In the response to the senators’ queries, the company also acknowledged that members of its research and development teams in Ukraine had access to video footage. But it said they could only view “publicly available videos and videos available from employees, contractors, and friends and family of employees or contractors with their express consent.”

What many privacy advocates find most disquieting about Ring is its relationship with law enforcement agencies. The company has struck information-sharing arrangements with local police departments through the Neighbors app.

Ring portrays the app as a high-tech “neighborhood watch,” but privacy experts say there’s little that can ensure against police misuse of the material once it’s turned over by a resident or Ring itself.

Ring told Markey that it requires no “evidentiary showing” from police before allowing police to seek footage from Ring customers. As Markey observed, Ring imposes “no security requirements for the law enforcement offices that get access to users’ footage ... has no restrictions on law enforcement sharing users’ footage with third parties ... and has no policies that prohibit law enforcement from keeping shared video footage forever.

“When the police request footage from someone’s Ring camera,” Guariglia says, “they can keep it and do whatever they want with it. There’s no oversight of why the police are requesting it, how they’ll use it once they get it, or who they share it with.”

The “nightmare scenario,” he says, “is the police request your footage from a car break-in on your street, and they forward it to [Immigration and Customs Enforcement] and get a dog-walker on your street or a neighbor deported.”

Ring says its terms of service for customers require them to avoid situating their devices so they can make recordings outside their own property lines.
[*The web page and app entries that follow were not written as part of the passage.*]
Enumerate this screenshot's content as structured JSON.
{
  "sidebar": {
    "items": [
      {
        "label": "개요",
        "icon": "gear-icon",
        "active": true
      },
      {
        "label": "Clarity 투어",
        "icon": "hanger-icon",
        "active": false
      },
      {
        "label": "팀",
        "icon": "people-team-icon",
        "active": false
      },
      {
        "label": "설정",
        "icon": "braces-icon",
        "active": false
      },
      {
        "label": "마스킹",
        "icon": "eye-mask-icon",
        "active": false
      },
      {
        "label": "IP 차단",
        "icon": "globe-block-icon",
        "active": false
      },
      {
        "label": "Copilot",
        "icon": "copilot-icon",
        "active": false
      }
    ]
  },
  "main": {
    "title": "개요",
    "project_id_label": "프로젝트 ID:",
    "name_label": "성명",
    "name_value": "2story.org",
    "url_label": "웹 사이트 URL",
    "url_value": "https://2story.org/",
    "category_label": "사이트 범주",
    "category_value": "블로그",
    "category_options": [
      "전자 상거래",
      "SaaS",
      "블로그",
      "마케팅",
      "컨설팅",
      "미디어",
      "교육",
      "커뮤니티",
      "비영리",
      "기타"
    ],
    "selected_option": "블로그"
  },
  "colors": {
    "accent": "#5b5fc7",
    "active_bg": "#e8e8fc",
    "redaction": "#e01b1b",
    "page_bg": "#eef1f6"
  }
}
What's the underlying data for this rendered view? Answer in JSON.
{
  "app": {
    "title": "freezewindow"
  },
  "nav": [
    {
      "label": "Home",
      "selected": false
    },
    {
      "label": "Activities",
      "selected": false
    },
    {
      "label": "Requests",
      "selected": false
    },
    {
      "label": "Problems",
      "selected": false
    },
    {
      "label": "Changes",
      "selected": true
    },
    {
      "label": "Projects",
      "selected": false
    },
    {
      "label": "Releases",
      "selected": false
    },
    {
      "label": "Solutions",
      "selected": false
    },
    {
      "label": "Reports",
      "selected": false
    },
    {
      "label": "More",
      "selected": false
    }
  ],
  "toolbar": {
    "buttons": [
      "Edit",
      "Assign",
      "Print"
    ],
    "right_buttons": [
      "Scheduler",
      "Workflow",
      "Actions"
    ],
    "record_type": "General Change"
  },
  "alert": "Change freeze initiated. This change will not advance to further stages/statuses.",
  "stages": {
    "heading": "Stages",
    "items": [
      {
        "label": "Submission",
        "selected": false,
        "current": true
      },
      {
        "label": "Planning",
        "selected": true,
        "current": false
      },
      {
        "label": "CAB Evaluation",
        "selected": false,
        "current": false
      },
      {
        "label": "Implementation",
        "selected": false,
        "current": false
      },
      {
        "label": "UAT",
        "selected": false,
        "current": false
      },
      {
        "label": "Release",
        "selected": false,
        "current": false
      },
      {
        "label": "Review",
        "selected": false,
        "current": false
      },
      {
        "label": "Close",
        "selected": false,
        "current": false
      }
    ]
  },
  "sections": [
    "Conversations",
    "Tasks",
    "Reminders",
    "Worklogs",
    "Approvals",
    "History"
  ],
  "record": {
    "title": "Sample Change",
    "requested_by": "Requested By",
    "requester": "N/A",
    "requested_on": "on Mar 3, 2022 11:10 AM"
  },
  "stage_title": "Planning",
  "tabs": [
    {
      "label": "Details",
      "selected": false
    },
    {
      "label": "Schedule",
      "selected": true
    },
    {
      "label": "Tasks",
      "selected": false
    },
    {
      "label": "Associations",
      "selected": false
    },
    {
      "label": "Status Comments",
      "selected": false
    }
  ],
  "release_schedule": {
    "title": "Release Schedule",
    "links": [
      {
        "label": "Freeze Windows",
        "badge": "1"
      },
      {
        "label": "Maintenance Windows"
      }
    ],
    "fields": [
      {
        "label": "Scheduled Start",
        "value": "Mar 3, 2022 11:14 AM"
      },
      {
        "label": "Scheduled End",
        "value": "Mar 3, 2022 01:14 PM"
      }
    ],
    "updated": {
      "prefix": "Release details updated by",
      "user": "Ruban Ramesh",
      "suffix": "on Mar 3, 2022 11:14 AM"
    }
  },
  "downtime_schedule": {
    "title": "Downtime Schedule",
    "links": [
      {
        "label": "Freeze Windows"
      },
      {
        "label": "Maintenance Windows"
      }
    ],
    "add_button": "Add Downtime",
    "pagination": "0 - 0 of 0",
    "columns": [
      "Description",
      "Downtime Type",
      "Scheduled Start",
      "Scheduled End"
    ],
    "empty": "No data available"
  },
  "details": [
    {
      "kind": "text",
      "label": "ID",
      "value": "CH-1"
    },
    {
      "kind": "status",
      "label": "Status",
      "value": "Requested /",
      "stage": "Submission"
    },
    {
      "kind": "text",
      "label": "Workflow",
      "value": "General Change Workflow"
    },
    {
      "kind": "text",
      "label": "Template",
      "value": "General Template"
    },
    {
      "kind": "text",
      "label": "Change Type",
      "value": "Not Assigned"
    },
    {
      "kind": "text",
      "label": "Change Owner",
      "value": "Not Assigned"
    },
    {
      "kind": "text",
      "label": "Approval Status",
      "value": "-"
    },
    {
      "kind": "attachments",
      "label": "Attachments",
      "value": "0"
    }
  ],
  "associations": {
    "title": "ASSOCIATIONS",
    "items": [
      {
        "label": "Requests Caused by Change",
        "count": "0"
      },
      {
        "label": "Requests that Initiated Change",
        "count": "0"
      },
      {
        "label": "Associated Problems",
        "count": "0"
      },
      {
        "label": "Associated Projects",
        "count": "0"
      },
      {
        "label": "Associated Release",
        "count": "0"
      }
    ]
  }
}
But it acknowledged to Markey that it takes no steps to hold customers to that rule or verify that it’s being followed.

“Connected doorbells are well on their way to becoming a mainstay of American households,” Markey commented, “and the lack of privacy and civil rights protections for innocent residents is nothing short of chilling.”

Ring likes to portray itself as a bulwark in Americans’ quest for privacy and security. But its products are vulnerable to breaches and its policies give police new methods to circumvent legal and constitutional protections against improper search and seizure.

This is how a surveillance culture enters American life through the back door — or the front porch.